"Women's Rights Are Human Rights" is a very fitting title for an exhibition of Women’s rights and advocacy posters, as it is a term used in the women's rights movement and was the title of an important speech given by Hillary Rodham Clinton at the United Nations Fourth World Conference on Women in Beijing in 1995. In her speech, Hillary Clinton suggests that “if the term 'women's rights' were to be interchangeable with the term 'human rights' the world community would be a better place because human rights effect the women who raise the world's children, care for the elderly, run companies, work in hospitals, right for better education and better health care.”
Yet gender inequalities remain deeply entrenched in every society. Women lack access to decent work and face occupational segregation and gender wage disparities. Women are often denied access to basic education and health care, and suffer from violence and discrimination, and are under-represented in political and economic decision-making processes.

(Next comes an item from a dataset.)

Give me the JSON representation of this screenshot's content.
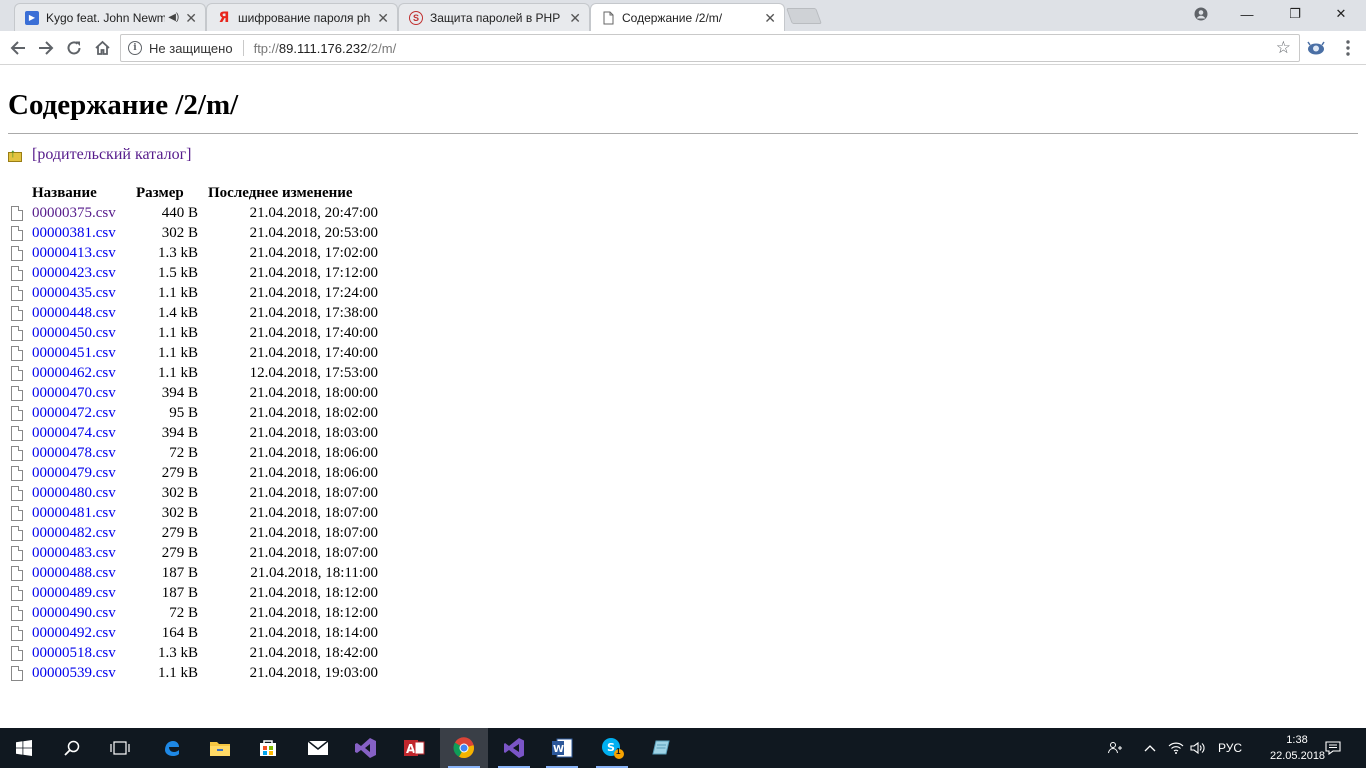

In many cultures women have very little control over their own bodies, with female sexuality being largely controlled and defined by men in patriarchal societies. Sexual violence committed by men is often rooted in ideologies of male sexual entitlement, and these systems grant women very few legitimate options to refuse sexual advances. This entitlement can take different forms, depending on the culture. Human rights and women's rights are violated every single day as the rape and brutality of women is used as an instrument of armed conflict. Women and children make up a large majority of the world’s refugees. And when women are excluded from the political process, they become even more vulnerable to abuse.
This exhibition features posters created by both men and women to celebrate and acknowledge the vital role that all citizens should play in protecting and promoting human rights while challenging gender inequality and stereotypes, advancing sexual and reproductive rights, and protecting women and girls against brutality. These posters promote women’s empowerment and participation in society while challenging religious and cultural norms and patriarchal attitudes that subordinate, stigmatize or restrict women from achieving their fullest potential. In their collective visual voice, these posters are designed to jolt the viewer’s sense of collective responsibility to challenge prevailing attitudes toward gender inequality and discrimination, while provoking both a healthy discomfort and empathetic response in the viewers.
About previous exhibitions you can read:
"Women's rights" in the World